This makes 6, light servings (fairly small), good for a brunch or light supper.
This fast-n-easy dinner salad is huge and fills me up while losing weight while keeping an eye on my diabetic needs. In fact, it is so low on the carbs that I tend to have to have a slice or three of bread (or some rice) with it just to meet my meal's needs.
I came up with this recipe to try and help a friend who was buying a form of pre-packaged riblet for his meals to help with his diet. I took it as a challenge that I could make it cheaper and better. Here is my second attempt.
A family tradition of ours is to make a gingerbread cake for Christmas morning shaped like a gingerbread man. In the past, we've decorated him with icing and even had a single, big cake pan (which, in recent years, got damaged). We now use this updated, gluten-free recipe in two, small pans which are, roughly, the same volume as 9" cake pans.
This dish has seen plenty of variations over the years. It has been a staple of my family's Christmas morning meal for as long as I can remember, though. This version is the standard version, updated to include the gluten-free bread. Frequently, we'll use a mix of fresh and frozen vegetables based on what's around and what's able to be made. This is comfort food, plain and simple.
This, to me, sings of winter. Sure, curries are not traditional but, for me, they are a comfort food. I tend to make my own curry powder spice blends (usually from cardamon, turmeric, cinnamon, coriander seeds, and other spices) but you can make this dish with the pre-prepared variety from the supermarket. I would recommend, though, making your own some time: it really is the best way. The same can be said for the vegetable broth.

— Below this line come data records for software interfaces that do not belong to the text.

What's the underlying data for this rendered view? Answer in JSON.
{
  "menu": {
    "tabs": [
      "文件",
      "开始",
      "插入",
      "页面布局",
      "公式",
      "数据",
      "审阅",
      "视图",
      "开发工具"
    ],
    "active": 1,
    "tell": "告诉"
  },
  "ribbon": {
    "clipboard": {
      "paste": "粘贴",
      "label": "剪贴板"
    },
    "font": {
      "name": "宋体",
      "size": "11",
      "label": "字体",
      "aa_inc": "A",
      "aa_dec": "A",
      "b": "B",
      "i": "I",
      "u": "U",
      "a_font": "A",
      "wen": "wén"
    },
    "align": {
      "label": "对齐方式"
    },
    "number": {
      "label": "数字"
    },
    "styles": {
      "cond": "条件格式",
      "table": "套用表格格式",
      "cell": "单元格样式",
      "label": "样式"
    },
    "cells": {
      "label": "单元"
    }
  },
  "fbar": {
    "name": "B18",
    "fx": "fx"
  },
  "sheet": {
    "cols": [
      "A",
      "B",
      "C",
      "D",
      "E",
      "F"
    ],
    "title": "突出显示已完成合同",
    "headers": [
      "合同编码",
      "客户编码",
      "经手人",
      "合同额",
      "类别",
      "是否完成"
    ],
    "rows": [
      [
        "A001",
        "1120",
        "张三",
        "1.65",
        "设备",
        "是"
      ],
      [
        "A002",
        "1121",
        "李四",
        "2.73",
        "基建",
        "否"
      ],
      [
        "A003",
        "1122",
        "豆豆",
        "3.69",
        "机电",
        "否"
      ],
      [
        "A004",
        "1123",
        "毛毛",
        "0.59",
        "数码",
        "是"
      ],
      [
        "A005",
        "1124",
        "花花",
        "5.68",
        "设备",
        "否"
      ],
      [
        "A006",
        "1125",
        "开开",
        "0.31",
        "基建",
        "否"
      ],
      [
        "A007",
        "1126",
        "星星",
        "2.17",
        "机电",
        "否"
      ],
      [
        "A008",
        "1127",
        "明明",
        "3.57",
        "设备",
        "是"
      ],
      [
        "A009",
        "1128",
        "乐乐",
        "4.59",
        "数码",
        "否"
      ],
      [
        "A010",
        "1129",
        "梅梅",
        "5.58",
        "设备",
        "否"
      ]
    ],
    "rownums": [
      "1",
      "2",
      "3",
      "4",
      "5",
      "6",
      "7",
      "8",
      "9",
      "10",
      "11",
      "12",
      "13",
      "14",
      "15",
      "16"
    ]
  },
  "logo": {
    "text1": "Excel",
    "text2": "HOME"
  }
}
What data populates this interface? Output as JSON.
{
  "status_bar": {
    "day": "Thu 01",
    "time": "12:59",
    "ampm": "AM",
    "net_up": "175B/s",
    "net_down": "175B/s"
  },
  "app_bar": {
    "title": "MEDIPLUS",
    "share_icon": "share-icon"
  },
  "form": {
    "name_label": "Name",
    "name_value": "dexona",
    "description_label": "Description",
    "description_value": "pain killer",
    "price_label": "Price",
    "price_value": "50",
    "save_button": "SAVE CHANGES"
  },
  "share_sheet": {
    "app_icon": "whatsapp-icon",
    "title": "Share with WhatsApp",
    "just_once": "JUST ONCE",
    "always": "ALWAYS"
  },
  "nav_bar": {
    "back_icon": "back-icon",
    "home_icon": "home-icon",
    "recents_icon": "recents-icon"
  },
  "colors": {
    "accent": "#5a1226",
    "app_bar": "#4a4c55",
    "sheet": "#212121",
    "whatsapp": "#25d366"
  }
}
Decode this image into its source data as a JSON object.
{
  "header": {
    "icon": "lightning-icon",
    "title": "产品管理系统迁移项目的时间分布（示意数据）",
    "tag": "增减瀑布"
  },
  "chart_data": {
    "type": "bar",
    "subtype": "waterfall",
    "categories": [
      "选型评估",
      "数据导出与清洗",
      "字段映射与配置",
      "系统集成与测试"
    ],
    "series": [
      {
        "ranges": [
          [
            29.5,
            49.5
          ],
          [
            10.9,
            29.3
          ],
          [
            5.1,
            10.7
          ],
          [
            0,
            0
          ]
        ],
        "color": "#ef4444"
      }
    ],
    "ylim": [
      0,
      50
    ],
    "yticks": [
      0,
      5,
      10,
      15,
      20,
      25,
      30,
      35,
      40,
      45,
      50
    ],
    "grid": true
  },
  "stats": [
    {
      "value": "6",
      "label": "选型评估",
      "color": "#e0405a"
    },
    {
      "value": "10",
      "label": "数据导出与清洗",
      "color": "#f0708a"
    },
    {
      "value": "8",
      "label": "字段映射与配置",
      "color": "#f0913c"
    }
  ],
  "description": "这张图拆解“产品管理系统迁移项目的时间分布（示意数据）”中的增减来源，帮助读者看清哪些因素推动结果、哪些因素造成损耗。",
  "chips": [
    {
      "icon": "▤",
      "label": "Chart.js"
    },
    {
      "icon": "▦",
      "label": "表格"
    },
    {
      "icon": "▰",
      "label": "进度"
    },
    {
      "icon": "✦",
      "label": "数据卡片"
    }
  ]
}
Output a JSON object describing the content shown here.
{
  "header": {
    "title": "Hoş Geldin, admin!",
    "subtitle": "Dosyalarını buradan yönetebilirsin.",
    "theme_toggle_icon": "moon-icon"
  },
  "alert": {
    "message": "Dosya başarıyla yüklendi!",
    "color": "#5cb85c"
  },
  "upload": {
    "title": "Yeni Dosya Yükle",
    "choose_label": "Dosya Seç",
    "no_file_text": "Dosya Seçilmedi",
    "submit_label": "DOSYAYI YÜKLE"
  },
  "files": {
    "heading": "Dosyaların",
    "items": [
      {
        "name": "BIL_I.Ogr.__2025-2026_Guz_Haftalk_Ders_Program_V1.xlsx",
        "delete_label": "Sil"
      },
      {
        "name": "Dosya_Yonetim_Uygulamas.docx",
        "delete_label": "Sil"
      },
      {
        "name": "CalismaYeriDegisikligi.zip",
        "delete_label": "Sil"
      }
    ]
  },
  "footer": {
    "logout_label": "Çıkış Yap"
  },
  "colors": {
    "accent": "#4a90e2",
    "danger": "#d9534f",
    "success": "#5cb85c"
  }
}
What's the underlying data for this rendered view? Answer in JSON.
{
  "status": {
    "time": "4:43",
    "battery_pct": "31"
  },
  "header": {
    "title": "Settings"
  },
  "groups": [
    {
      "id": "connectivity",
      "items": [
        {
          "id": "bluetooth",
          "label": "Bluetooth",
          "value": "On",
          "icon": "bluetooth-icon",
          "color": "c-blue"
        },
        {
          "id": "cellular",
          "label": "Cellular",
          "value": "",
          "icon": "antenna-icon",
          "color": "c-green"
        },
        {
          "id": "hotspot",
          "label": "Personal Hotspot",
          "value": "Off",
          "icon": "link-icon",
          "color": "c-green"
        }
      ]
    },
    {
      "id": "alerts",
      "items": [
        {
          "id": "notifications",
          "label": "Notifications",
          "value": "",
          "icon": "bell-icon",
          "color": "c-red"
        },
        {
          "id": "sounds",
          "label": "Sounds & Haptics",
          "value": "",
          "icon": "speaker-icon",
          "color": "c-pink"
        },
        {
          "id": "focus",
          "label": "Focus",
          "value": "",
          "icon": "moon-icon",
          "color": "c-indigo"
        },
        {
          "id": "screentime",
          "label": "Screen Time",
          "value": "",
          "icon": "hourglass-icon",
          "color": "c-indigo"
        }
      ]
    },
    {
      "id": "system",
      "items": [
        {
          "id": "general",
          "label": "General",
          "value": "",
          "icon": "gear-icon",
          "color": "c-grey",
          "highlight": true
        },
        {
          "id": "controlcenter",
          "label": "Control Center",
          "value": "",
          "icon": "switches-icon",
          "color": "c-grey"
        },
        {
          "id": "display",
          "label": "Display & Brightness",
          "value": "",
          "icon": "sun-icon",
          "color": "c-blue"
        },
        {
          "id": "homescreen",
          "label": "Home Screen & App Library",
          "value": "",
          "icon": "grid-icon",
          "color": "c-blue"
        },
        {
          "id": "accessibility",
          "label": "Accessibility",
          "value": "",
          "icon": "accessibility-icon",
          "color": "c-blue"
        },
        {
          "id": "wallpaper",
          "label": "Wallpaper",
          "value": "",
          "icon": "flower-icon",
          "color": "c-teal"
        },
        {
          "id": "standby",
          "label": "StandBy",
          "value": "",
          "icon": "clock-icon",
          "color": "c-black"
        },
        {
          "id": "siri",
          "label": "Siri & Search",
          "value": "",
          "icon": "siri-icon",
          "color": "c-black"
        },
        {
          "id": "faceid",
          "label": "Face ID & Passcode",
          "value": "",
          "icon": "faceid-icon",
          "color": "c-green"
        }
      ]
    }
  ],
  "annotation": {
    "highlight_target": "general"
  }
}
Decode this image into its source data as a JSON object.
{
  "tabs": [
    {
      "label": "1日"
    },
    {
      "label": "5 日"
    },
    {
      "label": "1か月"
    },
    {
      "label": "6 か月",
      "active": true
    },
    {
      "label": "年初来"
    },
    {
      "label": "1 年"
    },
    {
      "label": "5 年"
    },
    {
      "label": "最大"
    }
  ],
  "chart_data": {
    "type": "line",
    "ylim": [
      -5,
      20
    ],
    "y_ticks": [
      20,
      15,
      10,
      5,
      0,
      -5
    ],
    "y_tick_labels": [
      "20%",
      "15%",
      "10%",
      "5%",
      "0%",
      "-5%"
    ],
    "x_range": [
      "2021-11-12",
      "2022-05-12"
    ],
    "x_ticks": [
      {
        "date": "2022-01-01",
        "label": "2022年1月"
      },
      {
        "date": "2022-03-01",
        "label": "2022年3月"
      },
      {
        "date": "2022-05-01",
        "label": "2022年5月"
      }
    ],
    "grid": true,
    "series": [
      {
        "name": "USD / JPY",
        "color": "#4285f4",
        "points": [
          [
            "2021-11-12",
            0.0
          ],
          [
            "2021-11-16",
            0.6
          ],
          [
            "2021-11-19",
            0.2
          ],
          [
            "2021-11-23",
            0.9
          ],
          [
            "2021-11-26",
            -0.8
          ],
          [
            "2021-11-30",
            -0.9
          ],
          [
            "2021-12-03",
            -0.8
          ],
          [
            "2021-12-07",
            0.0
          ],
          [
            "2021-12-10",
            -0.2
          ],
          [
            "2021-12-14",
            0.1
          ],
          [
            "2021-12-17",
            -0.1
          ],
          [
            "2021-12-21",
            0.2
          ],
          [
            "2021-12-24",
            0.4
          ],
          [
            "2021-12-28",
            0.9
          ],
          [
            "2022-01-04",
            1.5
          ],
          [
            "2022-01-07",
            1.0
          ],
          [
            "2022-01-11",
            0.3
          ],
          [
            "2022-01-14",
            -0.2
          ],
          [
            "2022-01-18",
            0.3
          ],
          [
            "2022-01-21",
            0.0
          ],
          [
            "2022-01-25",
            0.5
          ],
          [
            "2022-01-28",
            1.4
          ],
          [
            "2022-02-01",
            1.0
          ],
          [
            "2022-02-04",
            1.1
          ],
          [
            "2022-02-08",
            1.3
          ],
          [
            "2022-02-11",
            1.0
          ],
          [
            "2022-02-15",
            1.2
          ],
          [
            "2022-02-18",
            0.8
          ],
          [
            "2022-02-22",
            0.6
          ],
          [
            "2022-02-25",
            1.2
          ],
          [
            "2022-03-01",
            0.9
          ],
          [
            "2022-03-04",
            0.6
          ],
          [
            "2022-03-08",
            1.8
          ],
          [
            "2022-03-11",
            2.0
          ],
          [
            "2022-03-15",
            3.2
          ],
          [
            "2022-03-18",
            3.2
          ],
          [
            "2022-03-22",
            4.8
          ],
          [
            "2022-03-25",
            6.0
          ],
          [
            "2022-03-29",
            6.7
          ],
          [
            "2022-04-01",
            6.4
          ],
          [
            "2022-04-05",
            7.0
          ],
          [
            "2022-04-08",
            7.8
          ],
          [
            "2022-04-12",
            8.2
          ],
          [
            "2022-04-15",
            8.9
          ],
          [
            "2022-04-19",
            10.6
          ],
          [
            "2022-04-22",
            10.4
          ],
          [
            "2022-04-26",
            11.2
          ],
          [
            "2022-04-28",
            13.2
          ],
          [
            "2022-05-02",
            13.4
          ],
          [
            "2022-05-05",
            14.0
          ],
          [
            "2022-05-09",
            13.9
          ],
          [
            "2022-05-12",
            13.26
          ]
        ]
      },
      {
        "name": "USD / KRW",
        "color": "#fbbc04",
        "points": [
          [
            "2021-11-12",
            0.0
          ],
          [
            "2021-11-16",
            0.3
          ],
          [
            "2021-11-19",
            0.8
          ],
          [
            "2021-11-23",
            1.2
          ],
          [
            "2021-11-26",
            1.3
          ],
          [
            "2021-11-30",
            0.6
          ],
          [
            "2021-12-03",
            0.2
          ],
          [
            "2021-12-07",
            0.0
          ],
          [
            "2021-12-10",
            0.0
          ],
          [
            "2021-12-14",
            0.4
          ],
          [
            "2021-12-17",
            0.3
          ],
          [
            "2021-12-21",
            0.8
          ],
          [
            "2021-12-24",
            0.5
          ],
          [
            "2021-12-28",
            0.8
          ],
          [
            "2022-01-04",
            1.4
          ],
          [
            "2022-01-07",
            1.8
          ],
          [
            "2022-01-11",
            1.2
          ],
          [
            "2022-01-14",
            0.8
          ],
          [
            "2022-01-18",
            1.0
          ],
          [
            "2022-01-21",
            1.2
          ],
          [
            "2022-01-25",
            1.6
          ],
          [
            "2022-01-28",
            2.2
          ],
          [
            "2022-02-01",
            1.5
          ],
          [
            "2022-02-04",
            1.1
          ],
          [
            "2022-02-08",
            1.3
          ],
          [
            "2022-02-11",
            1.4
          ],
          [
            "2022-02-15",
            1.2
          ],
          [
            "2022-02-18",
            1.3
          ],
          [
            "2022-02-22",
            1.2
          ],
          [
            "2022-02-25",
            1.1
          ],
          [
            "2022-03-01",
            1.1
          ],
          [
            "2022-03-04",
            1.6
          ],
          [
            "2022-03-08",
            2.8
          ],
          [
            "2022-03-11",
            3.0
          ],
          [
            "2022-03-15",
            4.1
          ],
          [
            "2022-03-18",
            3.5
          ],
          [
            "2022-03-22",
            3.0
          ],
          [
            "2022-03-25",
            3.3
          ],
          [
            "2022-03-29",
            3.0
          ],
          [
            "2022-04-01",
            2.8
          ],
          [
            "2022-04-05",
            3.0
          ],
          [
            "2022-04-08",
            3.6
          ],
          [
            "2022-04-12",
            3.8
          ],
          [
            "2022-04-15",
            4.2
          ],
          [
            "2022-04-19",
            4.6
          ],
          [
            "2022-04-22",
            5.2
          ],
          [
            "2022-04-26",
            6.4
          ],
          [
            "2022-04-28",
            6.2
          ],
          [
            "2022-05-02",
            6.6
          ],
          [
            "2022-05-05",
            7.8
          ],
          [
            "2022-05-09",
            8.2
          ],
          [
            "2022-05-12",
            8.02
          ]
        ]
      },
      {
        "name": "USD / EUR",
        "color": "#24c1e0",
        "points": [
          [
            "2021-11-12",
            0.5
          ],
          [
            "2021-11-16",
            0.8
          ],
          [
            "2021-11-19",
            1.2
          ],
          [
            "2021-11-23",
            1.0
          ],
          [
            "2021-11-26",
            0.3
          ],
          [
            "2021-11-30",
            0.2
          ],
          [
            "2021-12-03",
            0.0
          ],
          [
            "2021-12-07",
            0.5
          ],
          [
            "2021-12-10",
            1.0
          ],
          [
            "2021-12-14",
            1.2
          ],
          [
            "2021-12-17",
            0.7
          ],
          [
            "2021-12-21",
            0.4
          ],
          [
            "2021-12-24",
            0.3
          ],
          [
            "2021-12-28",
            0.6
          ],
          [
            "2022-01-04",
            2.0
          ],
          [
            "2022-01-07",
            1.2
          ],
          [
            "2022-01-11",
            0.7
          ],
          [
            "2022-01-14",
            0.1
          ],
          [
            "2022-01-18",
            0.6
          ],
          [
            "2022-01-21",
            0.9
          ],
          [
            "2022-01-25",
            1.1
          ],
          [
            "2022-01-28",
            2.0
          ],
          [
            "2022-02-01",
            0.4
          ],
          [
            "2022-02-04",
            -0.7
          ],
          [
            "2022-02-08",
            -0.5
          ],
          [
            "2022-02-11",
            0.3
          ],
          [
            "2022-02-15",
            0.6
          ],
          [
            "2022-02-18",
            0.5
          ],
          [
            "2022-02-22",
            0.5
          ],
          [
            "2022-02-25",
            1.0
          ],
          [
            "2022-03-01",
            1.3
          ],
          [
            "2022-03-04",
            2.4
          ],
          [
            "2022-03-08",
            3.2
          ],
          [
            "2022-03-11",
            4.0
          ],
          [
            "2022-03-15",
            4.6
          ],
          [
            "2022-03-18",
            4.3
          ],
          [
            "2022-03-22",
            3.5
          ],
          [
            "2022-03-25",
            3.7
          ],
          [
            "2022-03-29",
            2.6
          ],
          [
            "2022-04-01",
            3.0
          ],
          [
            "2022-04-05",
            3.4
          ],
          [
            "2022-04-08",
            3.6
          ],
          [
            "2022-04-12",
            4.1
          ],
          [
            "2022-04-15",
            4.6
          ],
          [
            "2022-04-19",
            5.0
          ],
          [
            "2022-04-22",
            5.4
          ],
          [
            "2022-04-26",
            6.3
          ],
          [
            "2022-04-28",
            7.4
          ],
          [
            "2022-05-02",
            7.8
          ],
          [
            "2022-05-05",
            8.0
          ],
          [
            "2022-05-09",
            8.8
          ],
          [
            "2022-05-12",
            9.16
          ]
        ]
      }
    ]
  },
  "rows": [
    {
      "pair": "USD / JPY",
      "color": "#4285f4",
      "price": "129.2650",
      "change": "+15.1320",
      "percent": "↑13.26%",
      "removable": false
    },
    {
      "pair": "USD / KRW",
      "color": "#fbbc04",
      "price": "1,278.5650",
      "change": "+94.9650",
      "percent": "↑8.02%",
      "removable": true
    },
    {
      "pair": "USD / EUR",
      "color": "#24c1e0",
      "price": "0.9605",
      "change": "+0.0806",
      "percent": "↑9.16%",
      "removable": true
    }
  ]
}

I started loving sweet potatoes only as an adult and have to wonder: why was I missing these things? I started substituting them for normal potatoes just about everywhere. Most recently, I mixed them with roasted garlic and coconut milk for a sweet and savory side-dish that goes great with turkey, goose, and (especially) ham.
Basically a form of mayonnaise, intended to be served at room temperature or chilled, I make this condiment (or sauce base) with roasted garlic. It's creamy and garlicky and goes perfectly with both shellfish and roast beef.
I don't live near the coast. In fact, I live about as far from the coast as someone in the continental United States can get: Minnesota. But I still love shellfish and adore New England-style crab cakes. This recipe usually has to be made with canned crab but on special occasions, I'll get some meat from the local seafood shop that has it flown in, frequently.
I started making these as a low-calorie and reasonable-carb form of meatball that I could eat while losing weight and still feel full. I usually combine a single serving of these meatballs (5 to a serving) with 3 ounces of whole wheat spaghetti and a half cup of simple marinara sauce. The sweetness of the cranberries combines nicely with the Thanksgiving-inspired herbs and spices to make an unconventional meatball. I really love these!
My favorite Pagan treat, common to many Wiccan gatherings, I adore these shortbread-like cookies. My addition was the walnuts (a "must-have" in many of my cookie recipes) and the cinnamon sugar. My friends who enjoy alcohol tell me that they like dunking these in a mug of warm mead during their Yuletide celebrations.
One of the first dishes I learned to prepare after moving out of my parents' home, many years ago. I loved pita bread and this smooth bean paste was perfect on it. Of course in the twenty years since, hummus has become ubiquitous; in every grocery store. But this simple dish is how you make it for yourself. Try serving it with a drizzle of chili or basil oil.
A favorite, warming dish on an Autumn night, I like serving this for Hallowe'en when I have guests over for dinner. It is based upon a Cambodian dish I had years ago that was nothing more than roasted and salted sweet potatoes served with rice and soy sauce. This version takes that same, general savory approach but omits the rice and makes a few other additions.
As sweet as an angel but as messy as something you've peeled off the front-bumper of your 1958 Plymouth Fury, I love these ribs as an accompaniment to something spicier. Always messy, I prefer serving these with flat bread of some kind.